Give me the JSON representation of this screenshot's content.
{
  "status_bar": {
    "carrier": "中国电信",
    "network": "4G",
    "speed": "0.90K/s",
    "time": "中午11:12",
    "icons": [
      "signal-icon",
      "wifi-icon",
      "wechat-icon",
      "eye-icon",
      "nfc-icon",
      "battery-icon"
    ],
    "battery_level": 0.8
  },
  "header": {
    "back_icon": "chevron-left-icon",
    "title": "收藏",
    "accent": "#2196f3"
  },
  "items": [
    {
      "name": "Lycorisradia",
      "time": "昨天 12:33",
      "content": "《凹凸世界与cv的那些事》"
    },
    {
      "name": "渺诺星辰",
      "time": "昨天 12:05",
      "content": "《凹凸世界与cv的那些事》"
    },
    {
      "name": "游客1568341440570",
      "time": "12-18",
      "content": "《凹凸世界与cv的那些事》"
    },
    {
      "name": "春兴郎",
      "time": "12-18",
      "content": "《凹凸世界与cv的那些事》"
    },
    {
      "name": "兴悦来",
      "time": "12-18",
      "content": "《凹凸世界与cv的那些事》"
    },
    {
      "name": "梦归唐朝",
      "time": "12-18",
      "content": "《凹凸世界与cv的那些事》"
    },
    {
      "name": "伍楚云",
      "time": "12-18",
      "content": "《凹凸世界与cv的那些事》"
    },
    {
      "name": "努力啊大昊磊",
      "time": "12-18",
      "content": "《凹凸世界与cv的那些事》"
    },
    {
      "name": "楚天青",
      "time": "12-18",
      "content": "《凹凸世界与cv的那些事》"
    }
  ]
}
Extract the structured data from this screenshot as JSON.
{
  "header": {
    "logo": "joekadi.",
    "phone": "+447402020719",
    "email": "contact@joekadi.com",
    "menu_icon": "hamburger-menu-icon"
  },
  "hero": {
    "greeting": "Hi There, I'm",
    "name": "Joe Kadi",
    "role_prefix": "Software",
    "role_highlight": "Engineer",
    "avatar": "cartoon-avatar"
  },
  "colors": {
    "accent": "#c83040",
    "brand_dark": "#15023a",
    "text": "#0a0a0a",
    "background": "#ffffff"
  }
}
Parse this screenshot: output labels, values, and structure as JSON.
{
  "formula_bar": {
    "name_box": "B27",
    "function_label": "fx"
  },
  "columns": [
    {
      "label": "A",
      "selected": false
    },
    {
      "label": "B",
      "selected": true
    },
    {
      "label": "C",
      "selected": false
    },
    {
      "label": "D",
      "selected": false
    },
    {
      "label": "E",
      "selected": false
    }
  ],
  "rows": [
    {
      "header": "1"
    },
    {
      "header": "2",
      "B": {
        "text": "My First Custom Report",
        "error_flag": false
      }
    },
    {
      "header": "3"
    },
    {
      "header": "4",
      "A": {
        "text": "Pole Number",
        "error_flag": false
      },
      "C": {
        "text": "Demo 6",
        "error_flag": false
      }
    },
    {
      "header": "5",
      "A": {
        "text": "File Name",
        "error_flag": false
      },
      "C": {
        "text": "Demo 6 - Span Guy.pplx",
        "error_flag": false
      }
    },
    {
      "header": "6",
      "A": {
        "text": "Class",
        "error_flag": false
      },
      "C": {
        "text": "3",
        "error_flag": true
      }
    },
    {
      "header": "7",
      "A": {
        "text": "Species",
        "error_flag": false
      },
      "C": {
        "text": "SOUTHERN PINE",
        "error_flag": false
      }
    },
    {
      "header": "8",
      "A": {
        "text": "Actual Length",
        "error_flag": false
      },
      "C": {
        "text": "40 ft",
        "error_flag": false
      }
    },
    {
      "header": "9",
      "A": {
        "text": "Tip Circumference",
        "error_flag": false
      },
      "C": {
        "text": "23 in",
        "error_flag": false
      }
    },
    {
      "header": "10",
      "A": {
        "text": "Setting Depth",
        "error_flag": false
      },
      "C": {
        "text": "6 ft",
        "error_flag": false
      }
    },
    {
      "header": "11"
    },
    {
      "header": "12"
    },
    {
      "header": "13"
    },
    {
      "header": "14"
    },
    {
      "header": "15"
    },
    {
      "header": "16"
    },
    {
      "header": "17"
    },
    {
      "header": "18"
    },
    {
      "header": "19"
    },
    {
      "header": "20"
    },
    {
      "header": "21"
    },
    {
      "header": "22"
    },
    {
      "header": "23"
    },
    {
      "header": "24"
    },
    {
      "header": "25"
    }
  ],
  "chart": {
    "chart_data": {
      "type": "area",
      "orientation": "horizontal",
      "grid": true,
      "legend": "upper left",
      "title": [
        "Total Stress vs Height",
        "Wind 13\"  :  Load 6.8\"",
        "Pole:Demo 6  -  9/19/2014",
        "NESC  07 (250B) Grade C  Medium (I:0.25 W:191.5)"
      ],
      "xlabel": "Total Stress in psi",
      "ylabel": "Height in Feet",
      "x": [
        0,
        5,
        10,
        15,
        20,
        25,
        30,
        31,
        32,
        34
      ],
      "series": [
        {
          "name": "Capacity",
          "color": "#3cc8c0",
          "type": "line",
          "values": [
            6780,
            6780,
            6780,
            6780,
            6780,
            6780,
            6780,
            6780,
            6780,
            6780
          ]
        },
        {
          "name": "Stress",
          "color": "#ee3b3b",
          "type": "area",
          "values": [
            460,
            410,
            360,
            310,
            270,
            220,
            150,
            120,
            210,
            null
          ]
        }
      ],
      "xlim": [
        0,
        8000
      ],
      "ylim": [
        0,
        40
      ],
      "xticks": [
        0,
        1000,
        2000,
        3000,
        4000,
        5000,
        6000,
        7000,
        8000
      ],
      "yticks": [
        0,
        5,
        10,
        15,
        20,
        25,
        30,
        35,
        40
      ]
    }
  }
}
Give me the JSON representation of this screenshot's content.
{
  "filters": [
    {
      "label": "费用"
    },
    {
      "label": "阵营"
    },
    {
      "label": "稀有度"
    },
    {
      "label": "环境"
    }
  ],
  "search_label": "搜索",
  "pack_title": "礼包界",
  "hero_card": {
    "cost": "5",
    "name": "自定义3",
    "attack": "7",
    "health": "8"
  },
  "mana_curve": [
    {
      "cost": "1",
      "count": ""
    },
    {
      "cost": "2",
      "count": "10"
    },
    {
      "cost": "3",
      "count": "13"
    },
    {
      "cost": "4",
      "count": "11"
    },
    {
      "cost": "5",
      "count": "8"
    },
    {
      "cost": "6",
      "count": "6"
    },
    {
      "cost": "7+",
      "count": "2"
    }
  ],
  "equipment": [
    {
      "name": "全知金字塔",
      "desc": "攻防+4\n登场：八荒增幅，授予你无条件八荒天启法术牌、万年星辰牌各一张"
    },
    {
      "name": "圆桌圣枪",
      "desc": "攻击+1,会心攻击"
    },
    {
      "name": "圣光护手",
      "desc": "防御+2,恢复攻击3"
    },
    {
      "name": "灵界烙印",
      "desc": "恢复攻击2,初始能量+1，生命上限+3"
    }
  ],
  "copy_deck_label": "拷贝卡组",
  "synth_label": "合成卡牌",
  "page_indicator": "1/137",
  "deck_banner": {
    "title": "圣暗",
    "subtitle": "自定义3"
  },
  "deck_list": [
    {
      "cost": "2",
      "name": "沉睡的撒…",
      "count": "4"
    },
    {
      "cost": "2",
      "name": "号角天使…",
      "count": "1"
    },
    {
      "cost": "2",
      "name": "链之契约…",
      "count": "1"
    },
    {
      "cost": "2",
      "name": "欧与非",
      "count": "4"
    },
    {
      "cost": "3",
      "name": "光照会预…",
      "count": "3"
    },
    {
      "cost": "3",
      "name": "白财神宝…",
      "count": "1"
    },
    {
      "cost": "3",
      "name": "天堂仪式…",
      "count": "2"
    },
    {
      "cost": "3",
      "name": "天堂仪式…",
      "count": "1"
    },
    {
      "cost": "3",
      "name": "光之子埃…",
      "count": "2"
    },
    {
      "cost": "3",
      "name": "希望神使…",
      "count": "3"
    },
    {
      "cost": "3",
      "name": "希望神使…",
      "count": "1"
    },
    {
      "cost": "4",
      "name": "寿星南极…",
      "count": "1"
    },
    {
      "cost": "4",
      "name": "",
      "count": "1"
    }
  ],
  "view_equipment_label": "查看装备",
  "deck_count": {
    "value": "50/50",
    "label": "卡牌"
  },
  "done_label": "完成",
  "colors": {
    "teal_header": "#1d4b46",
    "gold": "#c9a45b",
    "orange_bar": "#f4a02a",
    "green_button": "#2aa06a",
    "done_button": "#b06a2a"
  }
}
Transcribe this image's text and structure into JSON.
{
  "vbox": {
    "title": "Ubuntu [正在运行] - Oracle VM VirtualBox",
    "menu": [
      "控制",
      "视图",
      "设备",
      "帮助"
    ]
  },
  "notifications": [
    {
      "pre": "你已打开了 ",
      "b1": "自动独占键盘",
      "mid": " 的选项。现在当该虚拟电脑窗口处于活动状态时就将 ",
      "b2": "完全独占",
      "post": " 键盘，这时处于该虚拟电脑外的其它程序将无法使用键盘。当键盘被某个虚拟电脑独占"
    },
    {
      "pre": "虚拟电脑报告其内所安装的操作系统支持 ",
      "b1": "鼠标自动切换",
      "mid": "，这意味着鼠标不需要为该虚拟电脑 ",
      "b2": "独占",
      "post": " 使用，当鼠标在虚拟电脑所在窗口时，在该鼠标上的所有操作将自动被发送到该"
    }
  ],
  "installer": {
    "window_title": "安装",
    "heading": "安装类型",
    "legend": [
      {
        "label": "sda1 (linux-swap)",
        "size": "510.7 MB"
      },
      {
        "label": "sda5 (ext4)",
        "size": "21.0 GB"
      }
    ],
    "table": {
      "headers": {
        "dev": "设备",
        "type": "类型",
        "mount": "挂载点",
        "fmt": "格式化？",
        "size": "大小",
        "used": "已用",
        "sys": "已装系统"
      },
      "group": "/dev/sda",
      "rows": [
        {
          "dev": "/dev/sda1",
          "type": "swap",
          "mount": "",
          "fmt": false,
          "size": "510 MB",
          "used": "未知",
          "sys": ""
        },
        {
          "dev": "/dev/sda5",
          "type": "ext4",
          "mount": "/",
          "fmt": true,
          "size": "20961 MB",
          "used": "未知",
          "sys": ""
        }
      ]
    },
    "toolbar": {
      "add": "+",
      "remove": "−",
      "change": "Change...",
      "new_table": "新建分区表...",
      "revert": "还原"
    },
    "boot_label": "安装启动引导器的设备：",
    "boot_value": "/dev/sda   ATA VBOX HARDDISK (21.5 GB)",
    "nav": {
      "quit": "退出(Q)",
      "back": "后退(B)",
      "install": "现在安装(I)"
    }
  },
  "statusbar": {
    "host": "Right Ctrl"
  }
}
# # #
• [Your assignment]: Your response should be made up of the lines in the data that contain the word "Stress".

• [Response area]:
        "Total Stress vs Height",
      "xlabel": "Total Stress in psi",
          "name": "Stress",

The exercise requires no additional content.